migrants limbo immigration coronavirus

Hostile Environment Leaves Migrants in Limbo

Migrants Suffer Under Hostile Environment During COVID-19

You would be forgiven for assuming that, in the midst of a global pandemic, the Home Office would automatically relax or entirely scrap its widely condemned hostile environment policies. Yet, six weeks into the UK’s lockdown, such detrimental and life-threatening restrictions are yet to be lifted.

While the government has implemented some necessary, welcomed changes – including its decision to automatically extend for one year any visa held by doctors, nurses and paramedics that is due to expire before 1st October 2020 – it has failed to abolish (or at the very least temporarily curb) the vast majority of its hostile immigration policies.

Charities and church leaders across the UK are still calling for the suspension of the government’s hostile environment, which primarily targets asylum seekers and undocumented migrants. Faced with the increased threat of destitution, exploitation and homelessness, they have so far been excluded from the government’s financial support packages; a harrowing indictment of the ‘No Recourse to Public Funds’ condition.

Forcing migrants to choose between two equally deplorable demands – either leaving the country or finding the money to fork out thousands in fees – is utterly bereft of human decency

And it is not only undocumented migrants, asylum seekers and refugees who are suffering under the government’s hostile environment during the COVID-19 crisis. Heather Ducharme, 45, has spoken out after being informed that she would have to leave the UK with her young British son despite having lived here for the past decade.

hostile environment leaves migrants in limbo coronavirus
Heather, her six-year-old son Will and her partner Wendy. [Image: Heather Ducharme, iNews]

In her role as a senior manager for The Body Shop, Heather regularly travels abroad, which led to her application for permanent residency in the UK being rejected by the Home Office. Her options?

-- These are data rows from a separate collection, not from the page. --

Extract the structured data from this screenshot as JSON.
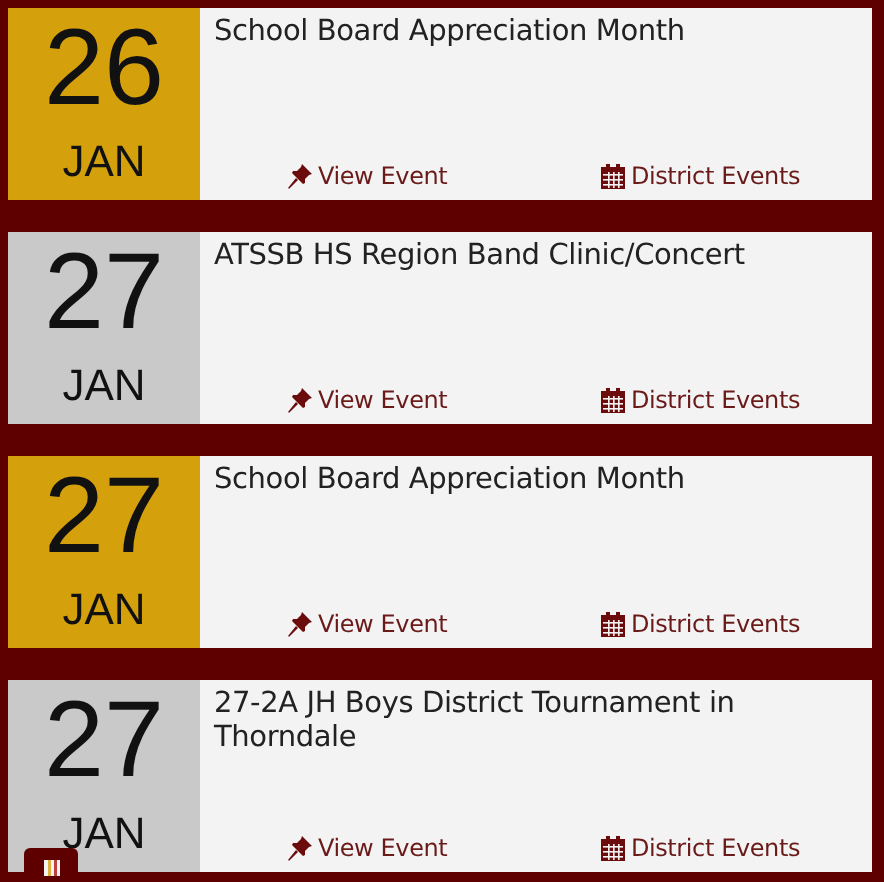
{
  "events": [
    {
      "day": "26",
      "month": "JAN",
      "color": "#d4a00b",
      "title": "School Board Appreciation Month",
      "view_link": "View Event",
      "category_link": "District Events"
    },
    {
      "day": "27",
      "month": "JAN",
      "color": "#c9c9c9",
      "title": "ATSSB HS Region Band Clinic/Concert",
      "view_link": "View Event",
      "category_link": "District Events"
    },
    {
      "day": "27",
      "month": "JAN",
      "color": "#d4a00b",
      "title": "School Board Appreciation Month",
      "view_link": "View Event",
      "category_link": "District Events"
    },
    {
      "day": "27",
      "month": "JAN",
      "color": "#c9c9c9",
      "title": "27-2A JH Boys District Tournament in Thorndale",
      "view_link": "View Event",
      "category_link": "District Events"
    }
  ]
}
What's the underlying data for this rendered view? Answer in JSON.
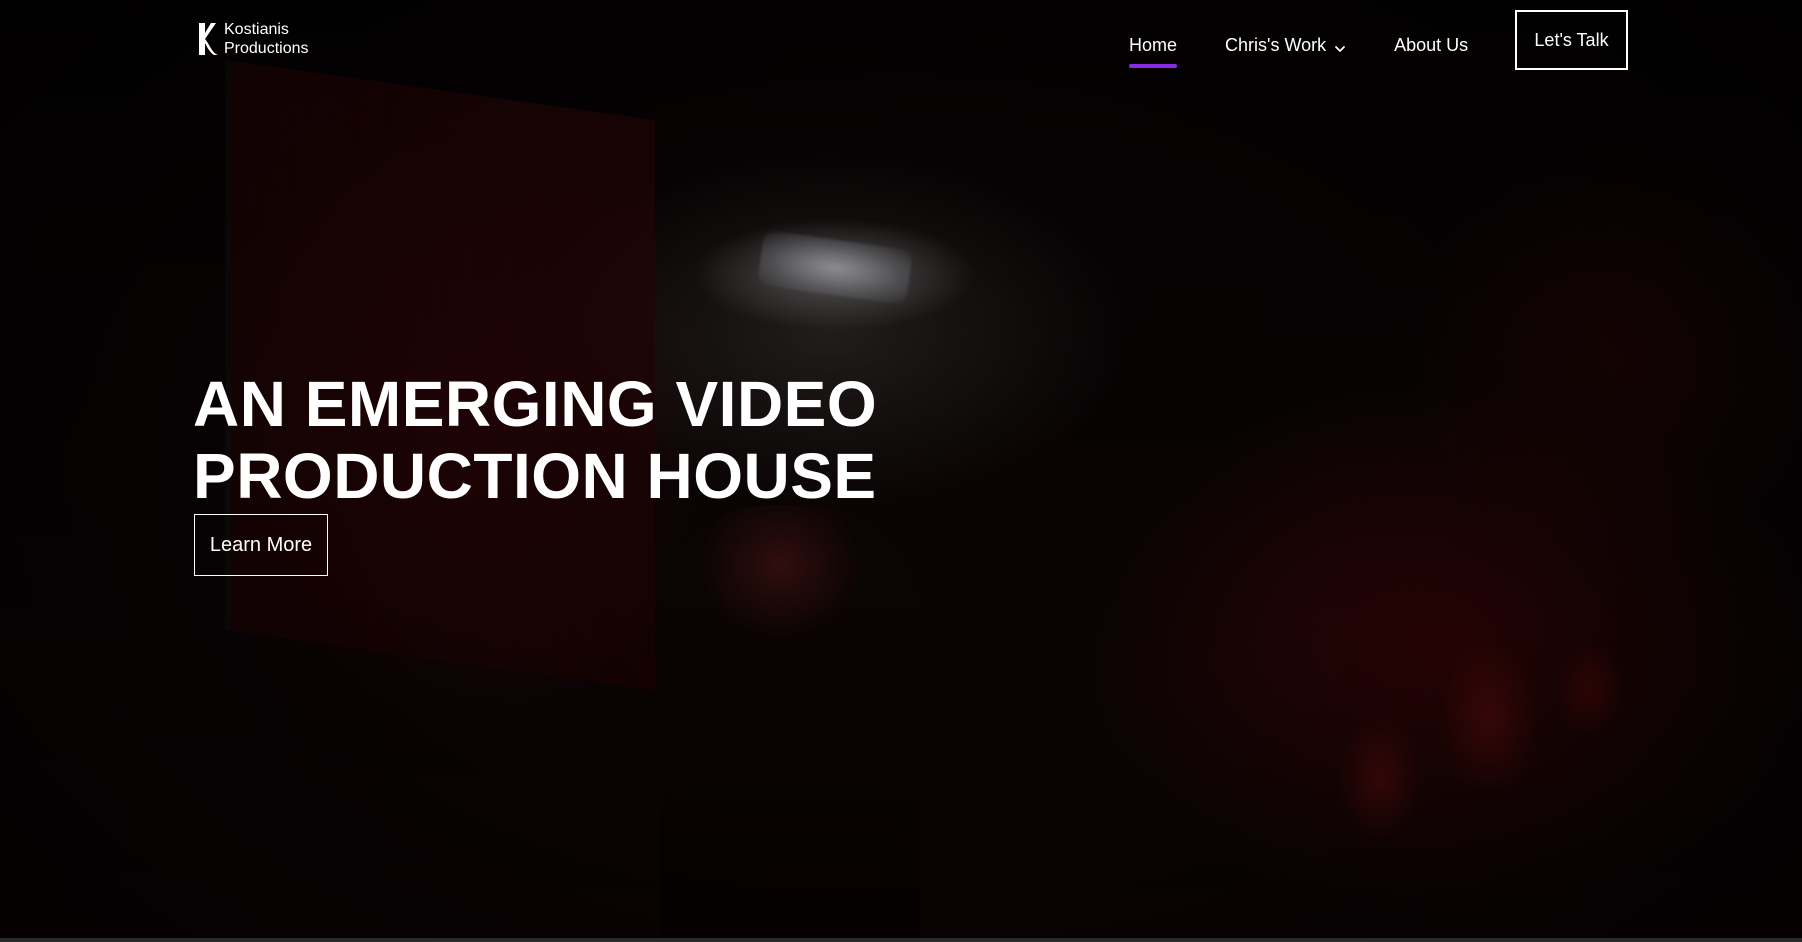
{
  "brand": {
    "line1": "Kostianis",
    "line2": "Productions"
  },
  "nav": {
    "items": [
      {
        "label": "Home",
        "active": true
      },
      {
        "label": "Chris's Work",
        "dropdown": true
      },
      {
        "label": "About Us"
      }
    ],
    "cta_label": "Let's Talk",
    "active_color": "#8a2be2"
  },
  "hero": {
    "title_line1": "AN EMERGING VIDEO",
    "title_line2": "PRODUCTION HOUSE",
    "button_label": "Learn More",
    "background": "dark concert stage video with red lighting"
  },
  "icons": {
    "dropdown": "chevron-down-icon",
    "logo": "k-logo-icon"
  }
}
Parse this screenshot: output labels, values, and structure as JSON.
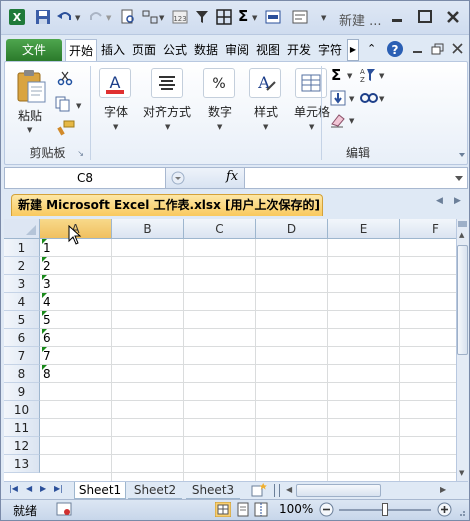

To either leave the UK by the beginning of next month when her current visa expires, or to make a further £2,400 application; all of this transpiring in the midst of a pandemic.

The Home Office should be protecting migrants during this crisis, not exposing them to further adversity

The Home Office previously announced that all visas due to expire between 24th January and 31st May would remain valid until further notice. However, it remains unclear what will happen after this date passes, with applications likely to face huge delays.

What’s more, migrants in the UK are questioning how they ought to proceed with application submissions whilst they are currently unable to provide biometric information such as fingerprints – a crucial requirement of all applications.

Given the current circumstances, the Home Office’s persistence to uphold stringent conditions and place added pressures on migrants while already offering them the bare minimum by way of support seems entirely unethical. Forcing migrants to choose between two equally deplorable demands – either leaving the country or finding the money to fork out thousands in fees – is utterly bereft of human decency.

The Home Office should be protecting migrants during this crisis, not exposing them to further adversity and placing them in a state of limbo with little guidance or support.

During the current crisis, it ought to be a moral obligation that reasonable flexibility and understanding is extended to migrants

Speaking to iNews, Heather made clear how demoralising the UK’s immigration system is: “There is one part of me which thinks I should give up and go back to Canada. […] It’s hard not to feel enough is enough if the UK immigration system is so determined to reject me and others like me. But then why should my son have to be taken away from the UK and why should I have to leave my partner and my British family? I feel a crisis has been imposed on our life.”

She also noted: “The so-called ‘hostile environment’ was bad before but the pandemic has made it worse. Either we go or try to keep making our life here, but in a cruel state of limbo.”

Despite living and working in the UK for over ten years, Heather has potentially been given four weeks to pack up both her’s and her son’s lives in the middle of a pandemic.

Heather’s application for Indefinite Leave to Remain was rejected by the Home Office after officials included travel that she is required to undertake for work within their assessment of her eligibility, meaning that she exceeded the limit of 540 days of travel over a decade.

The lack of empathy and common sense displayed by the Home Office is regrettably something which has faced criticism time and time again. However, during the current crisis, it ought to be a moral obligation that reasonable flexibility and understanding is extended to migrants.

Written by
Holly Barrow